Disability insurance is a valuable resource that allows you to maintain your standard of living during a disability. However, it is not a consumer habit like other insurance. Some workers simply assume their workplace or Social Security disability insurance is enough to protect them. Getting a disability insurance policy may be a great option if you have a disability that prevents you from working or performing your job.
Short-term disability insurance
There are many reasons to consider buying short-term disability insurance. For one, it will help you meet your monthly expenses if you cannot work. This insurance can help cover rent, mortgage, and car loans. In the longer term, it can also help you manage your finances.
But there are also some drawbacks to this type of insurance. Getting approved for a policy can be difficult if you have a medical history or lack medical proof. For example, you may be denied coverage if you cannot prove that your condition is total and prevents you from working. In these cases, finding an alternative short-term insurance plan such as Aflac may be easier, which is more lenient regarding medical history.
If you are an employee, you may already have access to long-term and short-term disability insurance through your employer. If not, you can also purchase it separately from an insurance agent or insurance company. Jackie Lam, a freelance writer, wrote about how she could secure insurance through her union, the Freelancers Union. The Freelancers Union has many services and benefits that help freelancers stay protected.
You should always check your policy to make sure it covers your needs. If you are the breadwinner in your family, a disability can devastate your family. Without short-term disability insurance, you may be unable to provide for your family.
Cost of disability insurance
The cost of disability insurance can vary widely depending on the type of coverage you choose. It is best to consider your specific situation and coverage needs before making your final decision. Sometimes, people try to cut costs by avoiding premiums and coverage limits, but this approach may leave them with inadequate coverage. Ultimately, purchasing the most comprehensive insurance coverage is the best. This is a better option than no insurance, especially if you are working to support a family.
Several factors affect the cost of disability insurance, including your age. As you get older, you will need to pay higher premiums. Comparable policies can increase to five percent a year as you age. The best way to get the lowest rates is to buy disability insurance when you are younger. A policy that covers a disability for four years, with a $4,300 monthly benefit, will cost you about one-third of your salary.
The cost of disability insurance varies depending on your age, income, and health. For example, if you are a teacher with a $50,000 annual salary, the cost of an individual long-term disability policy can range from one to three percent of your income. You can also purchase short-term disability insurance for a fraction of the cost of an individual long-term plan.
Waiting period for disability insurance
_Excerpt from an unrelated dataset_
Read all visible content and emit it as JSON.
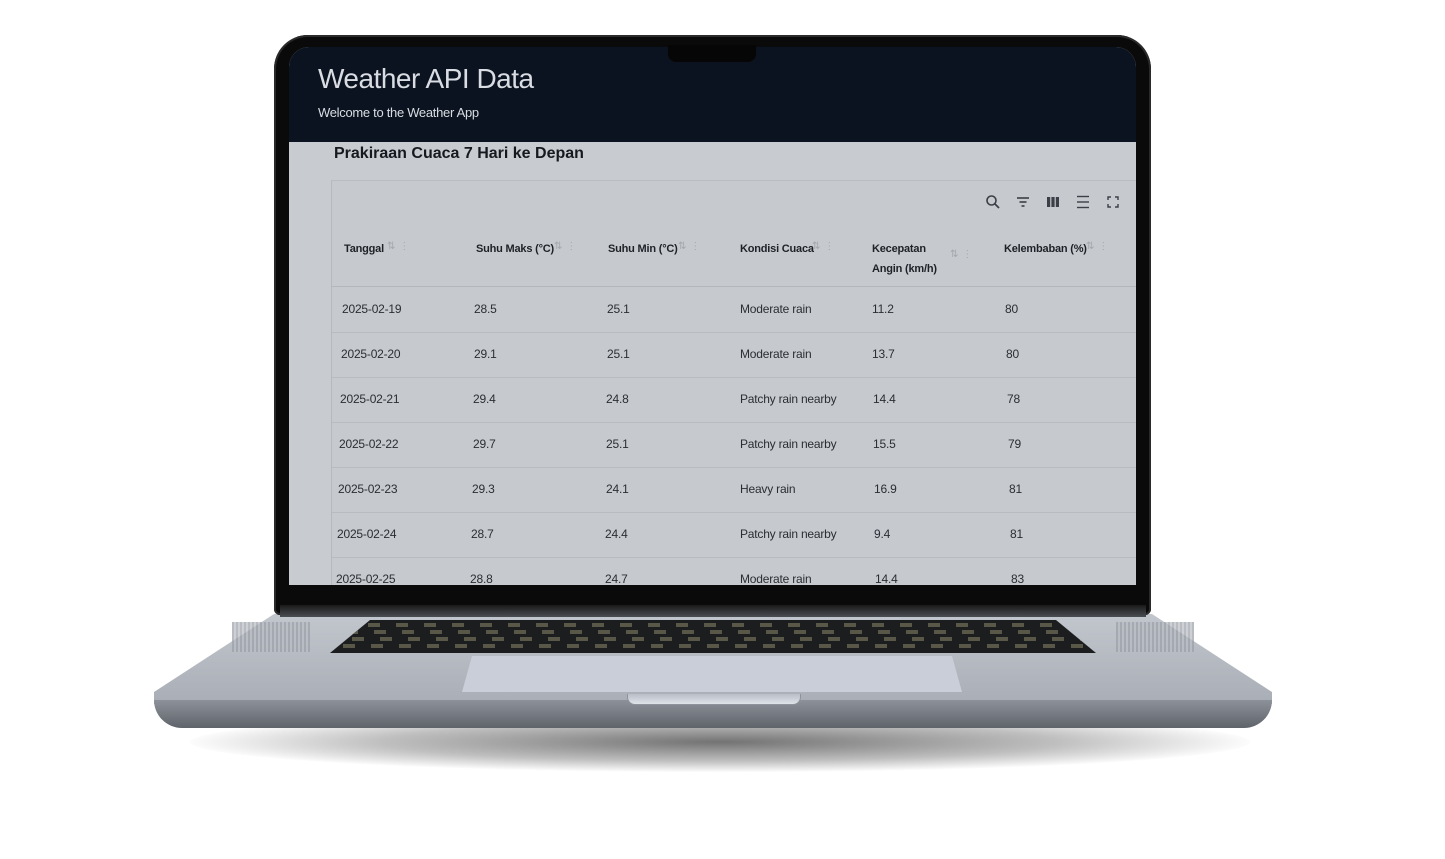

The waiting period for disability insurance is the amount of time you have to wait after becoming disabled before you can start receiving benefits. It can vary from several months to a year. Depending on your situation, you might want a longer waiting period, while others may prefer a shorter one.
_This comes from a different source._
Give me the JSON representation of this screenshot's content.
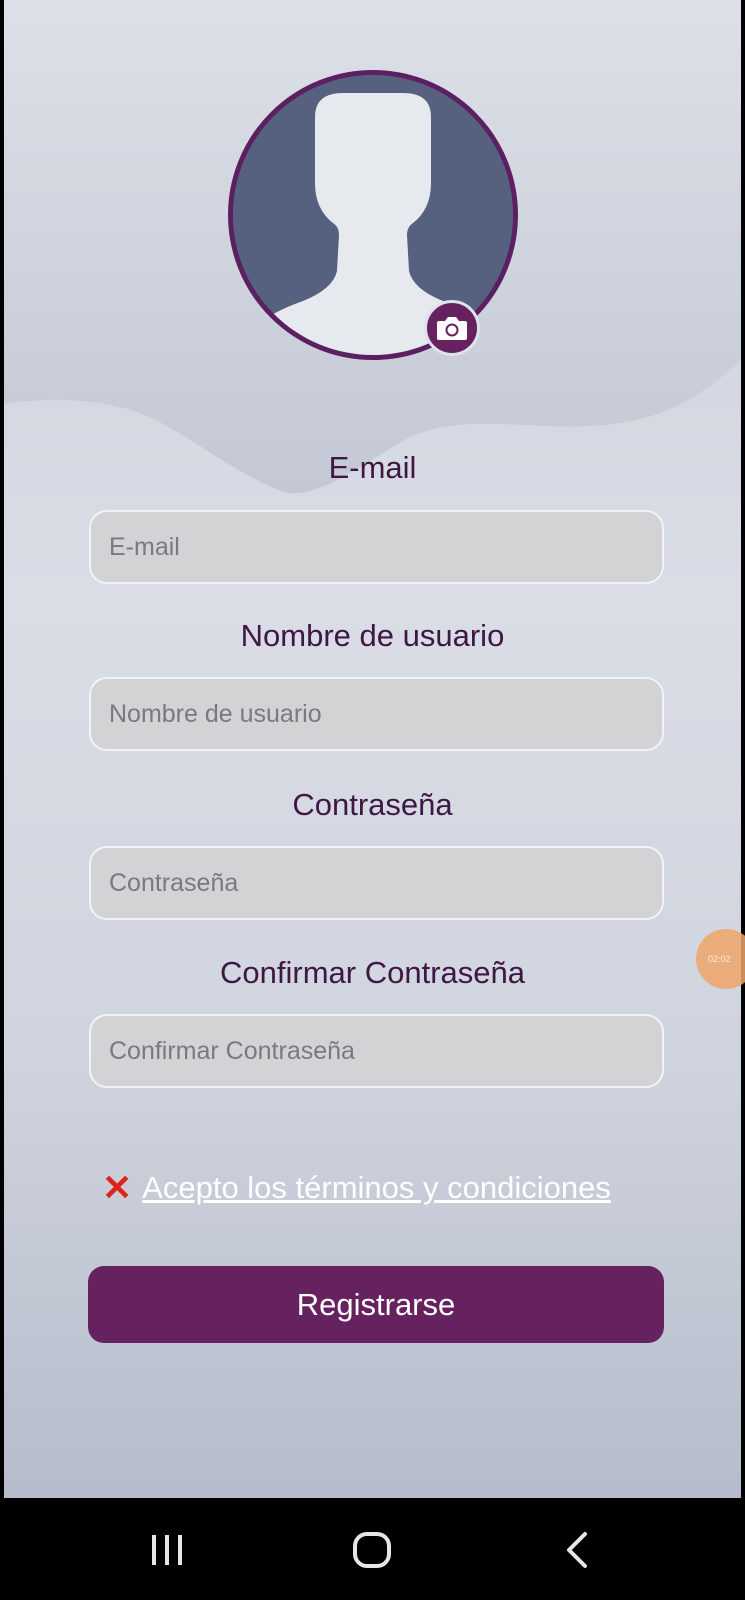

The waiting period varies between policies but is generally around 90 to 120 days. A longer waiting period will cost you less in the long run, but it will extend your recovery time. Additionally, an increased waiting period is not worth the cost savings. A longer waiting period means you may have to file a claim more often, affecting your monthly budget for insurance.
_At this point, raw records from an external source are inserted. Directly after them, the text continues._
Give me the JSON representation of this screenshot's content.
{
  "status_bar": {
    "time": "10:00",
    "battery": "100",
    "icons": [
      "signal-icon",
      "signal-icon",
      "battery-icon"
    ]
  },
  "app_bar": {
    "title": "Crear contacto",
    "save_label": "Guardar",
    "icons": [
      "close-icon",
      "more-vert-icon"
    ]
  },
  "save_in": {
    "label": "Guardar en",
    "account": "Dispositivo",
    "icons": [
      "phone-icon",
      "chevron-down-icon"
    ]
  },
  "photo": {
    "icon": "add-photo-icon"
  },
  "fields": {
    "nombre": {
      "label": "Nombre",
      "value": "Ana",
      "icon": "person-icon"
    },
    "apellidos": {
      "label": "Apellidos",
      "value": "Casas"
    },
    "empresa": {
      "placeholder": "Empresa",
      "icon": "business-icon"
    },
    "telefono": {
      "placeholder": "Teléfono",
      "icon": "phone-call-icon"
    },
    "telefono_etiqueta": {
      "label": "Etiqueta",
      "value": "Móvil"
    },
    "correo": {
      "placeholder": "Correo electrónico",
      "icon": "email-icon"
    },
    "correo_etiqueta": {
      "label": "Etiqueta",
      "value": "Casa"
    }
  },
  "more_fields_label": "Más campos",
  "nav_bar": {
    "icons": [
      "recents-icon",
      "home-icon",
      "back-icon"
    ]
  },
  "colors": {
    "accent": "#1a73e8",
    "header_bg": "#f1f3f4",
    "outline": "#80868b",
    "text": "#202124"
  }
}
While disability claims can take a long time to process, they can be denied for various reasons. Missing paperwork or medical evidence can prevent a claim from being approved. The Social Security Administration has a backlog of almost a million claims. Insurance companies implement a waiting period as a safeguard against fraudulent claims. It may be 15 days, but you can still file a claim if you’re approved for insurance coverage.
The waiting period for disability insurance is different from plan to plan. Sometimes, it may last several months or even a year before benefits will be paid. This waiting period is often referred to as an elimination or qualifying period. The waiting period varies from company to company, typically around 60 to 365 days.